The Anxiety Economy
The modern internet drowns us in a shallow breadth of information, while consistently ramping up content production. In the same interview, Naval Ravikant points out that “the human brain is not designed to absorb all the world’s breaking news.” He goes further, adding, “If you get addicted, your brain will get destroyed.” Unfortunately, our minds are programmed to pay attention to every stimulating Tweet or Like directed our way.
The majority of information we consume serves only to steal attention, rather than delivering tangible value. This dizzying array of inputs throws our mental equilibrium off balance. Thus, the anxiety economy is born.
Despite operating in separate worlds of influence, Naval’s reference to the state of media consumption as the “modern struggle” is eerily similar to Witte’s illustration of “modern times.” This defining struggle of our time represents a challenge in drawing boundaries around the information flows that you allow in and out of your brain.

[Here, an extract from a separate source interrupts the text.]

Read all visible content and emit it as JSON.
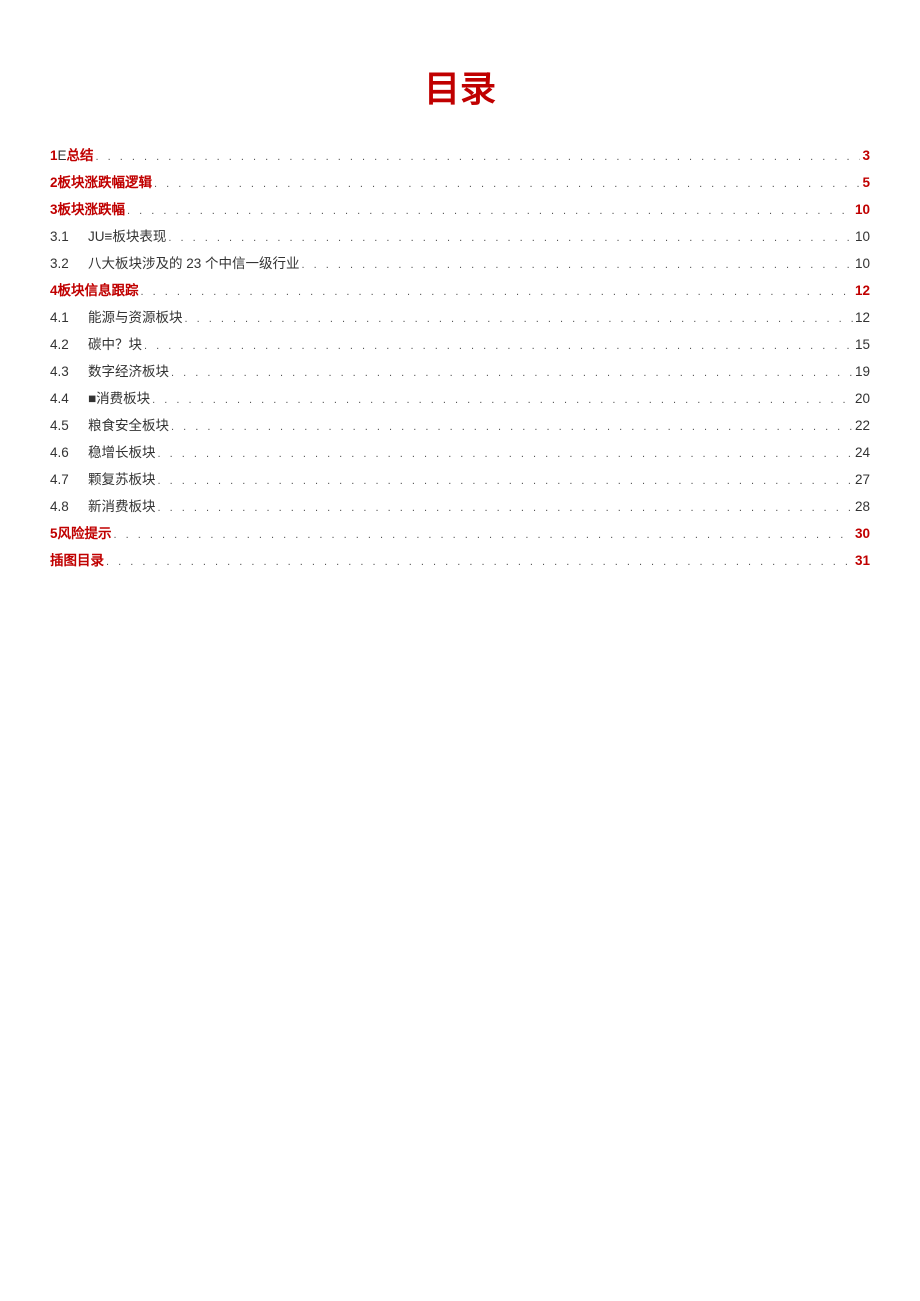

Without such boundaries, your mind — and your attention — will fall into disarray. Critically, without these clearly defined boundaries, states of creative flow cannot be achieved.